*Task goal*. If a line in the entries contains the string "tượng", include that line in your answer.

### Exercise material

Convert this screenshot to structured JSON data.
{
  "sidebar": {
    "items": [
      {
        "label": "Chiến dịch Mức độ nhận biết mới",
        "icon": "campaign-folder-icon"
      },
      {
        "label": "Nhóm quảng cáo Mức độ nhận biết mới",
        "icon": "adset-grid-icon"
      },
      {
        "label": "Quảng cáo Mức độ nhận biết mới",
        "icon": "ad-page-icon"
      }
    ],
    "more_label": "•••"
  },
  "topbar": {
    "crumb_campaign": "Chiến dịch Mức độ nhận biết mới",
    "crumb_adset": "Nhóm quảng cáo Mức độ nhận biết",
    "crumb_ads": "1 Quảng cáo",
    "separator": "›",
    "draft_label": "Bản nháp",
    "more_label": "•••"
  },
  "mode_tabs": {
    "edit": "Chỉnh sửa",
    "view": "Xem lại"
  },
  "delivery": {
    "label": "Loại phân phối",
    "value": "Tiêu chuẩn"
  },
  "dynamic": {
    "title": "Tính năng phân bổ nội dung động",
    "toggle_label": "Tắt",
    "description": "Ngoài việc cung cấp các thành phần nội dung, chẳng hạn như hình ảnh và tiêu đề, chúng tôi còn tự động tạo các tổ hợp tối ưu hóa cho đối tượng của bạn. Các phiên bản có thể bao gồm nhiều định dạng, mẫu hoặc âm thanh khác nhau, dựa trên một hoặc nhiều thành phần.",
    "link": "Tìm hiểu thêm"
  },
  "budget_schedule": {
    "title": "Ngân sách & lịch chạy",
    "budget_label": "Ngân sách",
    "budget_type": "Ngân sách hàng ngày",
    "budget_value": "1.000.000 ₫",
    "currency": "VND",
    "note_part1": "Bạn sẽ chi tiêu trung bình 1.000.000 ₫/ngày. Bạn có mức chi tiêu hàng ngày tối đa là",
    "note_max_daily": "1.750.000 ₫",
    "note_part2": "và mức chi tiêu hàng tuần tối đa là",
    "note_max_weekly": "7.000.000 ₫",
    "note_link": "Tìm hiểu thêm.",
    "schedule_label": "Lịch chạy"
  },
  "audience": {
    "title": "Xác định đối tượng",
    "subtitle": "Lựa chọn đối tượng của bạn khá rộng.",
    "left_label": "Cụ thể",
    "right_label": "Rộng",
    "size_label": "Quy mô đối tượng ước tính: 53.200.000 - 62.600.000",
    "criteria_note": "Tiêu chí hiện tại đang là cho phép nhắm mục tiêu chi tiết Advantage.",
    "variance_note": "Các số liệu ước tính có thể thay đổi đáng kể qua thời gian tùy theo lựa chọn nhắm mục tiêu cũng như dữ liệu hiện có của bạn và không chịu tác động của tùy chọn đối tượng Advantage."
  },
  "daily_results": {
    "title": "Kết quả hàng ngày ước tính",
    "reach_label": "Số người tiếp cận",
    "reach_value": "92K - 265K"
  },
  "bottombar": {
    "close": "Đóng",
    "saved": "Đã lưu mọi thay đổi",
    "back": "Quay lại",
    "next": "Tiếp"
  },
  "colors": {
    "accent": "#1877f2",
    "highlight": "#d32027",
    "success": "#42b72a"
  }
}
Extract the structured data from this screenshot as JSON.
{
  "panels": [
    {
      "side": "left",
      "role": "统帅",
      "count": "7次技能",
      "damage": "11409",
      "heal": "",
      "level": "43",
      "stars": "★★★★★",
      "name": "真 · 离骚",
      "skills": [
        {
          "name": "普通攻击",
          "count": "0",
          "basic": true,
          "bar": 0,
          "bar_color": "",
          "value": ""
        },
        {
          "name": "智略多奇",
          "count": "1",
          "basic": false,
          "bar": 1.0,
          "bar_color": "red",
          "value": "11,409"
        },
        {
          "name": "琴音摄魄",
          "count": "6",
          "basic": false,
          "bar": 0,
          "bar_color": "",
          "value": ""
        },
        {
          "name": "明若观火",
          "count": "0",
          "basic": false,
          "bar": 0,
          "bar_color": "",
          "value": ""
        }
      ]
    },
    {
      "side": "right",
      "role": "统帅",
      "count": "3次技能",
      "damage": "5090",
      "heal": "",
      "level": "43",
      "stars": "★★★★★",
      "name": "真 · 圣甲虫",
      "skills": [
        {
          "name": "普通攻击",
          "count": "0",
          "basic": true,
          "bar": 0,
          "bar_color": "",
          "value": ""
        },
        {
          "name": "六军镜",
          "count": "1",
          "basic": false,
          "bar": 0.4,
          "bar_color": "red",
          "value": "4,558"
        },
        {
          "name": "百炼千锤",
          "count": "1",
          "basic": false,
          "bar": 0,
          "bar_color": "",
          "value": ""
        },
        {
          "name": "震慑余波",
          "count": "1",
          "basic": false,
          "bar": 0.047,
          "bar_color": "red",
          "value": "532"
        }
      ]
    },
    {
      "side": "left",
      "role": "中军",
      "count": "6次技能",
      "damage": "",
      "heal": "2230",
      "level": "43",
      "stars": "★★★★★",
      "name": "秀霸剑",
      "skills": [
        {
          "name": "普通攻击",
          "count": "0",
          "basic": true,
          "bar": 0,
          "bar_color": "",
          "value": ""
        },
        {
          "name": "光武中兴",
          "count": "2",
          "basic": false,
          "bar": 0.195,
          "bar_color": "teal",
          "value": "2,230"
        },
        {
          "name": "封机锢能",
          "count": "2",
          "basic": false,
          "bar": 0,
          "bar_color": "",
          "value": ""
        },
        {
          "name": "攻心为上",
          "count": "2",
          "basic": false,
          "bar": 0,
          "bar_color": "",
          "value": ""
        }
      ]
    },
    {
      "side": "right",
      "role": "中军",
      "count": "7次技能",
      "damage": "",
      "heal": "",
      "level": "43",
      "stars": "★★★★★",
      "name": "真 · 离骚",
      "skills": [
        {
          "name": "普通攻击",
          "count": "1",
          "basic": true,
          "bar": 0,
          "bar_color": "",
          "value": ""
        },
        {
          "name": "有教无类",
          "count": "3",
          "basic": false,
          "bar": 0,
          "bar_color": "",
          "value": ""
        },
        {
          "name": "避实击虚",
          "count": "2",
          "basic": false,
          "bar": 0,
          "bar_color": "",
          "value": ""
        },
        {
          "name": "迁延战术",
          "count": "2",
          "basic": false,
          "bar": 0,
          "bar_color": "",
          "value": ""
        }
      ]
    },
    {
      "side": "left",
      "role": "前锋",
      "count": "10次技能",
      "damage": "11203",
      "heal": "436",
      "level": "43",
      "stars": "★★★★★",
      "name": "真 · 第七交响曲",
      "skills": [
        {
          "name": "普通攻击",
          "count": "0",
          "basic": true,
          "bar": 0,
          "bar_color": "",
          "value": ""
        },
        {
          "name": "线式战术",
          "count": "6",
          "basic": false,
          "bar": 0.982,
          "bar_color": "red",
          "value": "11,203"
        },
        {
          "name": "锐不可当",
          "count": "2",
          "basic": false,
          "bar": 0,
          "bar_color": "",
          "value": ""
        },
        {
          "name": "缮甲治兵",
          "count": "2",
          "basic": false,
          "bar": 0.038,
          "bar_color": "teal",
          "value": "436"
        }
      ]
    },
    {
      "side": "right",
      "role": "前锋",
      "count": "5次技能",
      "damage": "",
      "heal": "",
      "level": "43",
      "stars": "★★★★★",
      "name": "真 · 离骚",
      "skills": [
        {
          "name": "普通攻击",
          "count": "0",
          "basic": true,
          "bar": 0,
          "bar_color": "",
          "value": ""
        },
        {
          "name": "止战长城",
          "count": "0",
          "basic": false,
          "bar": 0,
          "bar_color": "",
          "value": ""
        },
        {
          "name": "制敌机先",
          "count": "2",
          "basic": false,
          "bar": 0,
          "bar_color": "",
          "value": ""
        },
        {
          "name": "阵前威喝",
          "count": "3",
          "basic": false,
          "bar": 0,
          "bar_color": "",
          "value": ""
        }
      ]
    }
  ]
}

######

*Solution to this exercise*.
    "description": "Ngoài việc cung cấp các thành phần nội dung, chẳng hạn như hình ảnh và tiêu đề, chúng tôi còn tự động tạo các tổ hợp tối ưu hóa cho đối tượng của bạn. Các phiên bản có thể bao gồm nhiều định dạng, mẫu hoặc âm thanh khác nhau, dựa trên một hoặc nhiều thành phần.",
    "title": "Xác định đối tượng",
    "subtitle": "Lựa chọn đối tượng của bạn khá rộng.",
    "size_label": "Quy mô đối tượng ước tính: 53.200.000 - 62.600.000",
    "variance_note": "Các số liệu ước tính có thể thay đổi đáng kể qua thời gian tùy theo lựa chọn nhắm mục tiêu cũng như dữ liệu hiện có của bạn và không chịu tác động của tùy chọn đối tượng Advantage."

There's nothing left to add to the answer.